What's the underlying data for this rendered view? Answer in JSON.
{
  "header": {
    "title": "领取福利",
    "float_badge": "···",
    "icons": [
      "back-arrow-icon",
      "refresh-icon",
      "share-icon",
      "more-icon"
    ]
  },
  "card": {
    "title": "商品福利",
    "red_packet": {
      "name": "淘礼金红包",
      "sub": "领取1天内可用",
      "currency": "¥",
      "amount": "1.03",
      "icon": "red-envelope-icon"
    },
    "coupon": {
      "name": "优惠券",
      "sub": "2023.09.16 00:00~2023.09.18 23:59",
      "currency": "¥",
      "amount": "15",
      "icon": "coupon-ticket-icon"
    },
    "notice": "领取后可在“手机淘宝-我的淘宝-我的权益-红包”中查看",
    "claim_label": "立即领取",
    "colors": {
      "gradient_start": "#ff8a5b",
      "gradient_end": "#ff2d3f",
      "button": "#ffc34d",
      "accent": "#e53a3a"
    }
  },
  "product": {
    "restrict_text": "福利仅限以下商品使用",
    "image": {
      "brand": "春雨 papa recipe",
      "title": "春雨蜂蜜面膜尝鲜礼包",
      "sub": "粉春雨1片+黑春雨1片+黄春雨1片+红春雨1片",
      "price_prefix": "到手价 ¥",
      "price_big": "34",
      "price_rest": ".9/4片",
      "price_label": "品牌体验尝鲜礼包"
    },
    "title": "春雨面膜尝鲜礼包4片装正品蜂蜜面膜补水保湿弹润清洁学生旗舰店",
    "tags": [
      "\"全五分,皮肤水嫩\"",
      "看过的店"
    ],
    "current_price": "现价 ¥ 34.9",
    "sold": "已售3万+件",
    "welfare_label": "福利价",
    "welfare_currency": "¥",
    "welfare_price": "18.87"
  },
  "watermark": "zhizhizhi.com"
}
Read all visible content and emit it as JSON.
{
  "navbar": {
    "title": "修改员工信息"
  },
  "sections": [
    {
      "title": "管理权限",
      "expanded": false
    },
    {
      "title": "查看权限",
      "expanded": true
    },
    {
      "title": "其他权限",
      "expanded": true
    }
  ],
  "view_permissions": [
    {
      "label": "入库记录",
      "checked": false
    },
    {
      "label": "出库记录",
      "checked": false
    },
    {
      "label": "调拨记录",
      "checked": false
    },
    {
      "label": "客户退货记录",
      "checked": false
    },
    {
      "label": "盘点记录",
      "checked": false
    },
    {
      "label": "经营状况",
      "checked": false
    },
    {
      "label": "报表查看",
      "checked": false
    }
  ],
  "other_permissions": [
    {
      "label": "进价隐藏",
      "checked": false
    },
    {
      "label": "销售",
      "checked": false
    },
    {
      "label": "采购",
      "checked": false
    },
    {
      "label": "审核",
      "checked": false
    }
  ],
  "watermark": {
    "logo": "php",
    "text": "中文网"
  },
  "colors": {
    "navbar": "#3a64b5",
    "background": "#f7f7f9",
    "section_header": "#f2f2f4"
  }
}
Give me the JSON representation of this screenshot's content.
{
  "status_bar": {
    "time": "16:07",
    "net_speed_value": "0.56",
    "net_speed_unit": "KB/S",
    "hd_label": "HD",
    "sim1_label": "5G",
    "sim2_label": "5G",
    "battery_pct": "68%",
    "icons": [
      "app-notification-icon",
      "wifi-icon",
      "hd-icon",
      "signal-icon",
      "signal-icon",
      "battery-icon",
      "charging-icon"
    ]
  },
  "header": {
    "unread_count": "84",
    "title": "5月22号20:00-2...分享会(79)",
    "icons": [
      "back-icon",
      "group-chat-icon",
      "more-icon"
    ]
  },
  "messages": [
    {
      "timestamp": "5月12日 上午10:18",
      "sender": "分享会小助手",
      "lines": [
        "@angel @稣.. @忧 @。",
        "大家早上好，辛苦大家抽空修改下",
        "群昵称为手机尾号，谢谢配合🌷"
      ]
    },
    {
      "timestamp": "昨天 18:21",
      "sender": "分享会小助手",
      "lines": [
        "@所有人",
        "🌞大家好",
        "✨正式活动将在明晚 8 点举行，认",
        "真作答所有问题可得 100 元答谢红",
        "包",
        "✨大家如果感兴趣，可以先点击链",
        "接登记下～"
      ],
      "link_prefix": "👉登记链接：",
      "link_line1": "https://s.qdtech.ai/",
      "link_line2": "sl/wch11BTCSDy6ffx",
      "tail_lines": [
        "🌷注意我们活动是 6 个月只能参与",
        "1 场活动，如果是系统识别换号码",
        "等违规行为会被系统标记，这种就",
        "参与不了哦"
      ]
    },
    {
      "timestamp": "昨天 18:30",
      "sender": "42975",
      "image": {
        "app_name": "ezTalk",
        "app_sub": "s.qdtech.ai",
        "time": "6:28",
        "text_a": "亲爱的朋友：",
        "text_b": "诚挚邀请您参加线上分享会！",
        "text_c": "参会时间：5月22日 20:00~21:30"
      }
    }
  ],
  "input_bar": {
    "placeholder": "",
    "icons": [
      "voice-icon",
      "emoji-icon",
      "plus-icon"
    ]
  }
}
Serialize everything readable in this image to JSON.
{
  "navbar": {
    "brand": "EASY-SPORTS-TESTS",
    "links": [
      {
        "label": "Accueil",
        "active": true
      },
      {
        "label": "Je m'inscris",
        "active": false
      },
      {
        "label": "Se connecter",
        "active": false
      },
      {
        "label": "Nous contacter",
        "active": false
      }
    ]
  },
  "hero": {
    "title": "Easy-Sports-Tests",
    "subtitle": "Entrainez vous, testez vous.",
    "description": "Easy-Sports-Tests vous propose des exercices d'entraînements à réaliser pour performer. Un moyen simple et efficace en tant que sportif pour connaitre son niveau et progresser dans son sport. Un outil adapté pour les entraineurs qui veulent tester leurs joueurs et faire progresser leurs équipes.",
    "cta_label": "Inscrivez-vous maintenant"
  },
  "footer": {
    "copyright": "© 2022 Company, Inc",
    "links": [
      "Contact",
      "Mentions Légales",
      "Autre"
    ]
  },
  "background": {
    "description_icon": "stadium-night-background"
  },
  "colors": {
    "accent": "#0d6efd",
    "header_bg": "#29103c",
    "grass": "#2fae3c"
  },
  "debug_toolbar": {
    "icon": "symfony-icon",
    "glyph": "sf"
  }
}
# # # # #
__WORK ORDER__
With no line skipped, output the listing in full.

__ANSWER TO THIS EXERCISE__
What's the underlying data for this rendered view? Answer in JSON.
{
  "header": {
    "title": "领取福利",
    "float_badge": "···",
    "icons": [
      "back-arrow-icon",
      "refresh-icon",
      "share-icon",
      "more-icon"
    ]
  },
  "card": {
    "title": "商品福利",
    "red_packet": {
      "name": "淘礼金红包",
      "sub": "领取1天内可用",
      "currency": "¥",
      "amount": "1.03",
      "icon": "red-envelope-icon"
    },
    "coupon": {
      "name": "优惠券",
      "sub": "2023.09.16 00:00~2023.09.18 23:59",
      "currency": "¥",
      "amount": "15",
      "icon": "coupon-ticket-icon"
    },
    "notice": "领取后可在“手机淘宝-我的淘宝-我的权益-红包”中查看",
    "claim_label": "立即领取",
    "colors": {
      "gradient_start": "#ff8a5b",
      "gradient_end": "#ff2d3f",
      "button": "#ffc34d",
      "accent": "#e53a3a"
    }
  },
  "product": {
    "restrict_text": "福利仅限以下商品使用",
    "image": {
      "brand": "春雨 papa recipe",
      "title": "春雨蜂蜜面膜尝鲜礼包",
      "sub": "粉春雨1片+黑春雨1片+黄春雨1片+红春雨1片",
      "price_prefix": "到手价 ¥",
      "price_big": "34",
      "price_rest": ".9/4片",
      "price_label": "品牌体验尝鲜礼包"
    },
    "title": "春雨面膜尝鲜礼包4片装正品蜂蜜面膜补水保湿弹润清洁学生旗舰店",
    "tags": [
      "\"全五分,皮肤水嫩\"",
      "看过的店"
    ],
    "current_price": "现价 ¥ 34.9",
    "sold": "已售3万+件",
    "welfare_label": "福利价",
    "welfare_currency": "¥",
    "welfare_price": "18.87"
  },
  "watermark": "zhizhizhi.com"
}
Read all visible content and emit it as JSON.
{
  "navbar": {
    "title": "修改员工信息"
  },
  "sections": [
    {
      "title": "管理权限",
      "expanded": false
    },
    {
      "title": "查看权限",
      "expanded": true
    },
    {
      "title": "其他权限",
      "expanded": true
    }
  ],
  "view_permissions": [
    {
      "label": "入库记录",
      "checked": false
    },
    {
      "label": "出库记录",
      "checked": false
    },
    {
      "label": "调拨记录",
      "checked": false
    },
    {
      "label": "客户退货记录",
      "checked": false
    },
    {
      "label": "盘点记录",
      "checked": false
    },
    {
      "label": "经营状况",
      "checked": false
    },
    {
      "label": "报表查看",
      "checked": false
    }
  ],
  "other_permissions": [
    {
      "label": "进价隐藏",
      "checked": false
    },
    {
      "label": "销售",
      "checked": false
    },
    {
      "label": "采购",
      "checked": false
    },
    {
      "label": "审核",
      "checked": false
    }
  ],
  "watermark": {
    "logo": "php",
    "text": "中文网"
  },
  "colors": {
    "navbar": "#3a64b5",
    "background": "#f7f7f9",
    "section_header": "#f2f2f4"
  }
}
Give me the JSON representation of this screenshot's content.
{
  "status_bar": {
    "time": "16:07",
    "net_speed_value": "0.56",
    "net_speed_unit": "KB/S",
    "hd_label": "HD",
    "sim1_label": "5G",
    "sim2_label": "5G",
    "battery_pct": "68%",
    "icons": [
      "app-notification-icon",
      "wifi-icon",
      "hd-icon",
      "signal-icon",
      "signal-icon",
      "battery-icon",
      "charging-icon"
    ]
  },
  "header": {
    "unread_count": "84",
    "title": "5月22号20:00-2...分享会(79)",
    "icons": [
      "back-icon",
      "group-chat-icon",
      "more-icon"
    ]
  },
  "messages": [
    {
      "timestamp": "5月12日 上午10:18",
      "sender": "分享会小助手",
      "lines": [
        "@angel @稣.. @忧 @。",
        "大家早上好，辛苦大家抽空修改下",
        "群昵称为手机尾号，谢谢配合🌷"
      ]
    },
    {
      "timestamp": "昨天 18:21",
      "sender": "分享会小助手",
      "lines": [
        "@所有人",
        "🌞大家好",
        "✨正式活动将在明晚 8 点举行，认",
        "真作答所有问题可得 100 元答谢红",
        "包",
        "✨大家如果感兴趣，可以先点击链",
        "接登记下～"
      ],
      "link_prefix": "👉登记链接：",
      "link_line1": "https://s.qdtech.ai/",
      "link_line2": "sl/wch11BTCSDy6ffx",
      "tail_lines": [
        "🌷注意我们活动是 6 个月只能参与",
        "1 场活动，如果是系统识别换号码",
        "等违规行为会被系统标记，这种就",
        "参与不了哦"
      ]
    },
    {
      "timestamp": "昨天 18:30",
      "sender": "42975",
      "image": {
        "app_name": "ezTalk",
        "app_sub": "s.qdtech.ai",
        "time": "6:28",
        "text_a": "亲爱的朋友：",
        "text_b": "诚挚邀请您参加线上分享会！",
        "text_c": "参会时间：5月22日 20:00~21:30"
      }
    }
  ],
  "input_bar": {
    "placeholder": "",
    "icons": [
      "voice-icon",
      "emoji-icon",
      "plus-icon"
    ]
  }
}
Serialize everything readable in this image to JSON.
{
  "navbar": {
    "brand": "EASY-SPORTS-TESTS",
    "links": [
      {
        "label": "Accueil",
        "active": true
      },
      {
        "label": "Je m'inscris",
        "active": false
      },
      {
        "label": "Se connecter",
        "active": false
      },
      {
        "label": "Nous contacter",
        "active": false
      }
    ]
  },
  "hero": {
    "title": "Easy-Sports-Tests",
    "subtitle": "Entrainez vous, testez vous.",
    "description": "Easy-Sports-Tests vous propose des exercices d'entraînements à réaliser pour performer. Un moyen simple et efficace en tant que sportif pour connaitre son niveau et progresser dans son sport. Un outil adapté pour les entraineurs qui veulent tester leurs joueurs et faire progresser leurs équipes.",
    "cta_label": "Inscrivez-vous maintenant"
  },
  "footer": {
    "copyright": "© 2022 Company, Inc",
    "links": [
      "Contact",
      "Mentions Légales",
      "Autre"
    ]
  },
  "background": {
    "description_icon": "stadium-night-background"
  },
  "colors": {
    "accent": "#0d6efd",
    "header_bg": "#29103c",
    "grass": "#2fae3c"
  },
  "debug_toolbar": {
    "icon": "symfony-icon",
    "glyph": "sf"
  }
}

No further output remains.